Security researchers discovered a new ransomware strain they named Mimic that leverages the APIs of the ‘Everything’ file search tool for Windows to look for files targeted for encryption.
Discovered in June 2022 by researchers at cybersecurity company Trend Micro, the malware appears to target mainly English and Russian-speaking users.
Some of the code in Mimic shares similarities with Conti ransomware, the source of which was leaked in March 2022 by a Ukrainian researcher.
Mimic ransomware attacks begin with the victim receiving an executable, presumably via email, which extracts four files on the target system, including the main payload, ancillary files, and tools to disable Windows Defender.
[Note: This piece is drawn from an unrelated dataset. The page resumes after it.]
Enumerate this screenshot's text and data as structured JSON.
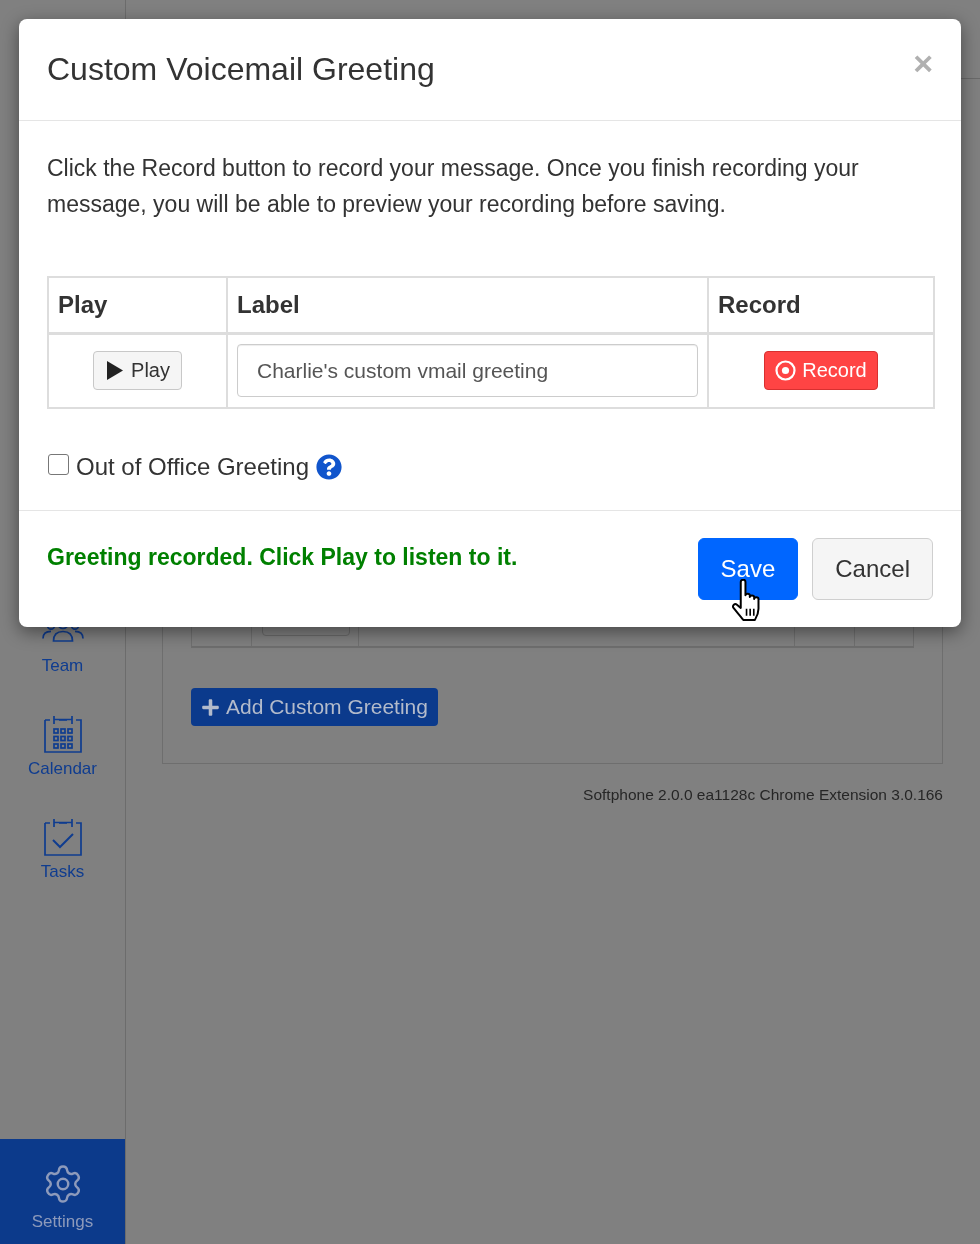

Mimic is a versatile ransomware strain that supports command line arguments to narrow file targeting, while it can also make use of multiple processor threads to speed up the data encryption process.
The new ransomware family features several capabilities seen in modern strains, such as:
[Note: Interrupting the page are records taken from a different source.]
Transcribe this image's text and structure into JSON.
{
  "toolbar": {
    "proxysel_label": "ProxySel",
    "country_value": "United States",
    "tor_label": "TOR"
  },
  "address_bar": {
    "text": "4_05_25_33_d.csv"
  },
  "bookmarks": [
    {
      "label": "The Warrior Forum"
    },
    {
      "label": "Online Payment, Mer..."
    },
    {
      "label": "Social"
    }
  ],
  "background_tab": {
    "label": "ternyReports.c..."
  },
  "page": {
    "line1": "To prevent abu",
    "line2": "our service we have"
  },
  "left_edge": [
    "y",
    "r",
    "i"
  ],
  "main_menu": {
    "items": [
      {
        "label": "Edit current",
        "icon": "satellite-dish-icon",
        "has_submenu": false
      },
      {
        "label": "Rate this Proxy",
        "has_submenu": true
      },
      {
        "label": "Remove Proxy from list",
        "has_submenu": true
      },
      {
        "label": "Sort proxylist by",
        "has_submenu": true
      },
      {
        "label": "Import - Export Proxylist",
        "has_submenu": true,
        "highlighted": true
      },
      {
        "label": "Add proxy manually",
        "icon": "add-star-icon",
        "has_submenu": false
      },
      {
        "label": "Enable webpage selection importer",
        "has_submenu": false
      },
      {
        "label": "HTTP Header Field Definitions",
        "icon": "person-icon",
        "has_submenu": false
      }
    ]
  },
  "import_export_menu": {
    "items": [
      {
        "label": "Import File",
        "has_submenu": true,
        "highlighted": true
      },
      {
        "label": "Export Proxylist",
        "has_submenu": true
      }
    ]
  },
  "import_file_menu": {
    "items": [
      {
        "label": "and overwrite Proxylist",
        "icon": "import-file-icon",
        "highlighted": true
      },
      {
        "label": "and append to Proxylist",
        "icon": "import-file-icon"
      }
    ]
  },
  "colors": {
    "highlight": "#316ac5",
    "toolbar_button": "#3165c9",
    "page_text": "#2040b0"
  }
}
- Collecting system information
- Creating persistence via the RUN key
- Bypassing User Account Control (UAC)
- Disabling Windows Defender
- Disabling Windows telemetry
- Activating anti-shutdown measures
- Activating anti-kill measures
- Unmounting Virtual Drives
- Terminating processes and services
- Disabling sleep mode and shutdown of the system
- Removing indicators
- Inhibiting System Recovery
Killing processes and services aim to disable protection measures and free up important data like database files, making them available for encryption.
“Everything” is the name of a popular filename search engine for Windows developed by Voidtools. The utility is light and quick, uses minimal system resources, and has support for real-time updates.
Mimic ransomware uses Everything’s search capabilities in the form of the ‘Everything32.dll’ dropped during the infection stage to query for specific file names and extensions oin the compromised system.
Everything helps Mimic locate files that are valid for encryption while avoiding system files that would render the system unbootable if locked.
Files encrypted by Mimic get the “.QUIETPLACE” extension. A ransom note is also dropped, informing of the attacker’s demands and how the data can be recovered after by paying a ransom in Bitcoin.
Mimic is a new strain with unproven activity as of yet, but using of the Conti builder and the Everything API proves its authors are competent software developers who have a clear understanding of how they can achieve their goals.